I can picture her in my minds eye, packing her things into a ratty suitcase and leaving her life in the rearview. She grabs the hand of the man beside her, and he squeezes back, reassuring her. How thankful I am for that man now and for the safety he gave her. Knowing what you leave behind is the hardest part of leaving, and in this case, it was her own flesh and blood. But her hope grew with every border crossed, and she eventually found her Eden– her home, her peace, her joy.
Even as the eldest child of the two left in her wake, I identify with my mother in a deeply significant way. Like her, my home has always left me restless and unsure. The people I grew up with confused me and walked away in search of greener pastures. I struggle with feeling like I don’t belong anywhere, and my heart calls out for some place where I can rest. I have enough reasons and excuses to pack it all in and bolt. My mother had no fear in leaving, and neither do I.
And I am. Leaving, that is. I’m selling my things, closing up shop, and flying away. Like my mother, I have a lot of things to leave behind. I have people I’d really love to be distant from, situations I’d like to forget about. But that’s not how it works. I understand that leaving home is not a matter of running away. It’s not about cutting ties or putting the past behind you. We can’t run from life when things get too difficult. To those who might have wondered, I’m not running from anything.

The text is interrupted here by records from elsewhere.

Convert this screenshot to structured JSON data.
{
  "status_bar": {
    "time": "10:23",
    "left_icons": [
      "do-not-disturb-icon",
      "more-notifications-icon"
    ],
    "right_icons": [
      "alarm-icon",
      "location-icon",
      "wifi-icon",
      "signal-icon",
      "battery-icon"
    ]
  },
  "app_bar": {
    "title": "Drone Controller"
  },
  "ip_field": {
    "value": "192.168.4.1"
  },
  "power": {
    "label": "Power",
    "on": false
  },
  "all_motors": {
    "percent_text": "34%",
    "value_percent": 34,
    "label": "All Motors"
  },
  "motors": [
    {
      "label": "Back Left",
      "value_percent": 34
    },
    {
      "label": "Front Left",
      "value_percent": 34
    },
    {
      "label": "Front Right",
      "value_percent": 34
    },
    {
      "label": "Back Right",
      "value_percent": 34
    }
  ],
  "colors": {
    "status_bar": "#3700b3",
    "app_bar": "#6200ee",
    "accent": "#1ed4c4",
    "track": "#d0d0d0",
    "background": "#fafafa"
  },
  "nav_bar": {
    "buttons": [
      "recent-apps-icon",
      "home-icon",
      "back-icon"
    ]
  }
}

In this case, I am being called to go. Obeying that call is part of what I signed up for as a Christian. I’m okay with that. And I’ve learned that there is power in “leaving well” or “finishing well”. My mother left in the blink of an eye; up and gone before I even knew it. I have another three months or more to hang about until life as I know it changes forever. We don’t always get time, but when we do, we have to use it well. We ought not close ourselves off to protect or preserve. We ought not to always talk about the joy ahead of us, because there is still joy in the present. We ought to draw close to those it will ache to leave behind, and invest until the very last second. People are not to be used in the sense that we should only give to them when it suits us. Give your heart to people you love because soon enough you won’t have the same chance. Don’t hide it away because you’re desperately trying to save yourself from being hurt. More pain will be left in your leaving when you sever ties while you’re still home. You will mourn lost chances, and you will notice the overwhelming loneliness.
As Christians, our lives are not going to be pain-free or neat and tidy. They’re going to be a mess of heartache and love, laced with the joy and hope that we have for things to come. When you’re called to something difficult, be it leaving a church, leaving a country, or leaving a relationship, let it hit you. Let it break your heart, let it bring you joy, and feel it. Let me leave you with this:
“Wherever you are, be all there. Live to the hilt of every situation you believe to be the will of God.” — Jim Elliot